It's becoming mainstream
Datadog's yearly report on the "State of Serverless" is out.
It's good and interesting, as always.
Also, there are no surprises there. The report tells us nothing new.
This is probably good news, as it means that serverless is becoming more and more normalised and standardised (despite the occasional bad press).
Overwhelmingly, it seems that those who are, in fact, using serverless, are happy with it and don't see a world where they would want to go back to the way things were before.
The report quotes Andy Warzon (CTO at Trek10), neatly highlighting this point:
"In 7 years of running production workloads on AWS Lambda, across Node, Python, Java, and custom runtimes, I can't think of one time where our client has regretted the decision. The operational burden is dramatically lower and—after an initial learning curve—developer and DevOps productivity much higher."
But there is one piece of data about which I have mixed feelings.
Fact #2 in the report tells us that Google Cloud is leading on “container-based” serverless adoption growth.

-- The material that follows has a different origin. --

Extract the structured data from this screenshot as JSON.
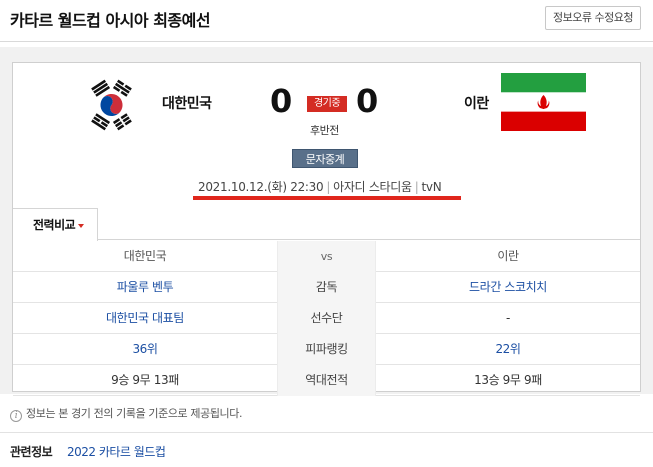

No surprise there given that we’re talking about the creators of Kubernetes.
AWS is apparently growing in that category too (up 20% from last year), with AppRunner gaining more and more traction.
I have been very appreciative of AppRunner myself. It’s a great service, and I’m glad that increasingly AWS users are preferring it over, for example, more complex container-based products such as ECS, EKS, and even Fargate.
What I have mixed feelings about, though, is what seems to me to be the end game of these different cloud providers.
Now, I’m not sure that AWS even has an end game. Their whole culture has always been about building as many services as possible, catering to as many different customers and use cases as possible, leaving us with the choice of what to use based on our business requirements.
But I like to think that, if they were to have an end game, it would be to push people to use more and more AWS-native products such as Lambda and DynamoDB.
In reality, as I said, I think AWS is quite neutral there. They are more than happy to offer all these different building blocks and letting us, the customers, choose what works best for us.
But it’s hard for me not to see Google as having an end game here. They are the creators of Kubernetes and there is a clear (at least perceived) benefit to running a Kubernetes workload on Google Cloud.
So, it’s easy to see how the thinking would go there. First, start with container-based functions (or Cloud Run). Then, as soon as you need some help making your application feel more enterprise-y we’ll show you the natural path for Scaling Containers Up™️ which, surprise surprise, has got to be Kubernetes on Google Cloud.
I’ve heard some Google Cloud employees say things along similar lines in the past (although not as explicitly) so I know I’m not just imagining this.
Generally speaking, this would be anathema in the AWS serverless world and community. Of course Lambda can scale for you! And no, you don’t need to migrate to Kubernetes or even ECS to go to the next level.
The line of thinking according to which serverless functions are the “play thing” that you build small apps and prototypes with, but Kubernetes is the serious, grown up solution for mature products, simply doesn’t exist in AWS serverless circles (if it does, it’s a very small minority).
Serverless is growing and almost everyone is using it to at least some degree. This is excellent news.
Those of us who are further along the journey (and have big serverless apps in production) can help those who are just starting to appreciate serverless not to get fooled by the “serverless is a toy, containers are the real deal” mindset.
To paraphrase Andy Warzon (quoted above): those who fully embrace serverless (i.e. exclusively or mostly running workloads on Lambda) usually don’t regret it.